Federalism and State Constitutions

By its definition, federalism is the process through which state power is divided between the central government and various regional/state governments. It is aimed at combining the broad spectrum of regional interests to form a complex outlay of checks and balances that are allied with the central government. Federal government serves various roles. Firstly, it is important in the control and monitoring of the economic activities amongst which is the federal money.

Various monetary policies are enacted that regulate the flow of funds across the different economic chambers that are aimed at maintaining strong economy and the federal money. It governs the control of the external relationship between its states and the external world (William, 1997, 41). This is through trade exchange relations, bilateral and multilateral relations, foreign control and business modalities. Amongst the interrelationship with the foreign world is the control of pollution and other products and services that may flow from the external world.

Through the division of the central government between states, there is sharing of government power which can then help in checking the checks and balances that ensure functionality of governance that provides the highest level of service to its people. It is important in limiting the infringement of human rights and reducing the power of the central government.
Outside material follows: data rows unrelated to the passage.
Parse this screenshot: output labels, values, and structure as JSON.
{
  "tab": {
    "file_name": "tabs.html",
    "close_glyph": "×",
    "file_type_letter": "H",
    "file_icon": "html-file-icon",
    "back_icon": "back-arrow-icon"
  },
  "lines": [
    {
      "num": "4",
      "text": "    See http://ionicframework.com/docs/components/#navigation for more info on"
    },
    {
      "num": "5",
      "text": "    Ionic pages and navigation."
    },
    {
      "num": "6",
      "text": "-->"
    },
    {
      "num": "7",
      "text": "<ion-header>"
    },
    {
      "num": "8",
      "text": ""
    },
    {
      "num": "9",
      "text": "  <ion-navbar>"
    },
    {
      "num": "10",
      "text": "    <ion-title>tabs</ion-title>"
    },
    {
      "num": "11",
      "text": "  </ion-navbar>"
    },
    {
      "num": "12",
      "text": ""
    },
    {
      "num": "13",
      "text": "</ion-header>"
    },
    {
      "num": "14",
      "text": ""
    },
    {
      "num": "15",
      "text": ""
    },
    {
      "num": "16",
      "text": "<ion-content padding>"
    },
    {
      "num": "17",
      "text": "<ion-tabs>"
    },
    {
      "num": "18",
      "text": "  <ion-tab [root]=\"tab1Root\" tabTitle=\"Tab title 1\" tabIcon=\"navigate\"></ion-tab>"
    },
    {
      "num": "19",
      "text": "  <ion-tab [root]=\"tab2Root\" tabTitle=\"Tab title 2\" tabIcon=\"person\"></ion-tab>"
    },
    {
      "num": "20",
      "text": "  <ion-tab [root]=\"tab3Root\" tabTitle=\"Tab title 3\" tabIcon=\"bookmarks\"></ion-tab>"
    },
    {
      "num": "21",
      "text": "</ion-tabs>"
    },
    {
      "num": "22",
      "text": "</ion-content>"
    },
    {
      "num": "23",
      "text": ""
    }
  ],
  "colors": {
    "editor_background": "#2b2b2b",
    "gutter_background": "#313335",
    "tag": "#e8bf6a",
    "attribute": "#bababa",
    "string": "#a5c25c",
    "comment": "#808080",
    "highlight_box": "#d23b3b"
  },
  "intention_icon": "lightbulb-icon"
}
The legislative power is shared between the states which is a reflection of the interest of the people (William, 1997, 46) Question 2- State constitutions There is diversity in difference between state constitutions. The amendment process also differs from one state to the other.

This difference is attached to various problems that arise from the conflict of interest in trying to develop one reflective federal law that can replace all these constitutions. The differing clauses of these constitutions occur in cases such as regulations on state businesses, political and government structures, the bill of human rights, freedoms and relationship of one state with the other. However, the differences have been captured by the federal law that is aimed at integrating the conflicting interest in these state laws into one law that gives a reservation of human rights and relation with the external world.

The difference in these legal provisions is the foremost attribute that limits and shapes the state of integration between states and its sates. Exchange of legal requirements across different states has been compromised by the different constitutions that do not agree on the same legal protocols. (Charlotte, 1994, 24) Work Cited Charlotte Waterlow. What is Federalism? : An Outline of Some Federal Constitutions, London, One World Trust, 1994, pp. 24 William Riker. Federalism: Origin, Operation Significance, New York, Little Brown, 1997, pp. 41, 46